We improved our Request For Quote (RFQ) form to make it even easier to Hire us for any projects you might have. We scaled down the number of questions, while staying true to the facts we need to know before engaging in a project:
- About you and your business
- About your project
- Your deadlines
- Your budget
- Your target audience
A lot of thought went into selecting the right typography. This was also a mini rebranding event for us since we’re changing our base typography set.
We wanted to choose a clean typeset, but also one that has character and that would leave an impact. The idea was to avoid trendy and overused fonts like Futura, Circular and Proxima. Those are some great fonts but we wanted to try something different.
After bouncing around a couple of ideas and testing a number of different fonts, we fell in love with the monolinear geometric grotesque typeface GT Haptik. It has a regular and rotalic style, and includes alternate versions of certain characters (like G, C etc…) that also have a strong influence on optical legibility.
A continuing story
For the backend, we use a custom CMS. Apart from serving blog posts, it also handles RFQs, Client surveys, Event signups and a couple of other doo-dads. All the copy editing is done via Phrasing, making it simple to tweak any wording when we feel like it.
We use Amazon Cloudfront to serve our images quickly to visitors and also Google PageSpeed Module for further optimization.
The old website was built on Bootstrap because…well, everything was built in Bootstrap back then. In the meantime, Bootstrap proved not so great at doing everything, so we ditched it and went with a custom set of frontend technologies that would be more flexible and easier to maintain in the future.
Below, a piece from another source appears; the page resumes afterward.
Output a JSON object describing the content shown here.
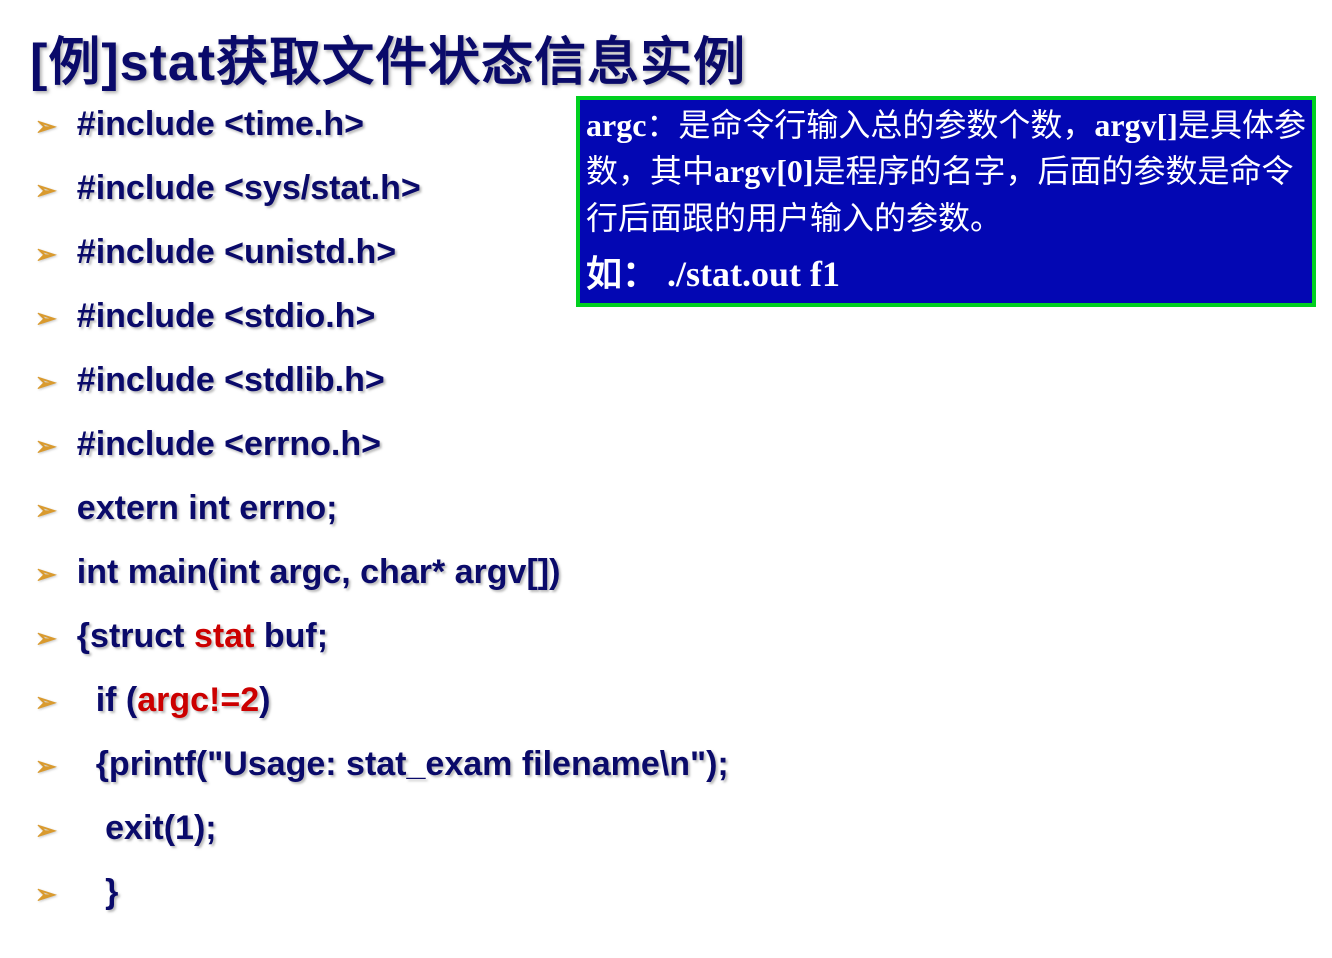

As an example, some of the techniques we used include:
- SUSY – the subtext for this project says it all – “CSS Libraries are a bloated mess of opinions about how to do your job. Why let the table-saw tell you where to put the kitchen?”
- Lazyr – Lazy loading of images keeps everything running smoother, especially on mobile
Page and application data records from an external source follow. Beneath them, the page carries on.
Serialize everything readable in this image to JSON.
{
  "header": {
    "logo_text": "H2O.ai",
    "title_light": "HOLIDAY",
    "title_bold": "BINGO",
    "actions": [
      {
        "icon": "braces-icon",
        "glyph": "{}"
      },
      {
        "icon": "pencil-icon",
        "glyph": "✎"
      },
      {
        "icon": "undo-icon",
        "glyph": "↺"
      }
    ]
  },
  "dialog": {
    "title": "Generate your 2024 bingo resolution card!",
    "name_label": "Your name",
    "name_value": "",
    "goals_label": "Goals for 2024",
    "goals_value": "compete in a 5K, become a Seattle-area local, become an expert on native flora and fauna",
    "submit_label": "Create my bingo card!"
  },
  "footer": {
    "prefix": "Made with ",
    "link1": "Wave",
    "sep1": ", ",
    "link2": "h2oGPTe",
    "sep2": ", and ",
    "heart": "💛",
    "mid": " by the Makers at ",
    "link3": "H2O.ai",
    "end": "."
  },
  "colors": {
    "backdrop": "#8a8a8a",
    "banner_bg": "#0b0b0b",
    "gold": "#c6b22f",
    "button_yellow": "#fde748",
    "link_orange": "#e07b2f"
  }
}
- BEM methodology – Block Element Modifier is a methodology, that helps you to achieve reusable components and code sharing in the front-end.
- SVG images – all around we use Scalable Vector Graphics. This especially makes sense on retina displays.
It took us about 2.5 months of working on the website in tandem with client work to get it out the door. We launched the beta version at our 10-year anniversary party. A couple of our closest friends and partners got a glimpse, gave us feedback, and we improved on that feedback.
The devil is in the details, and there is a bunch of special details scattered all around the site for you to find. We don’t want to give anything away, so browse for yourself and explore.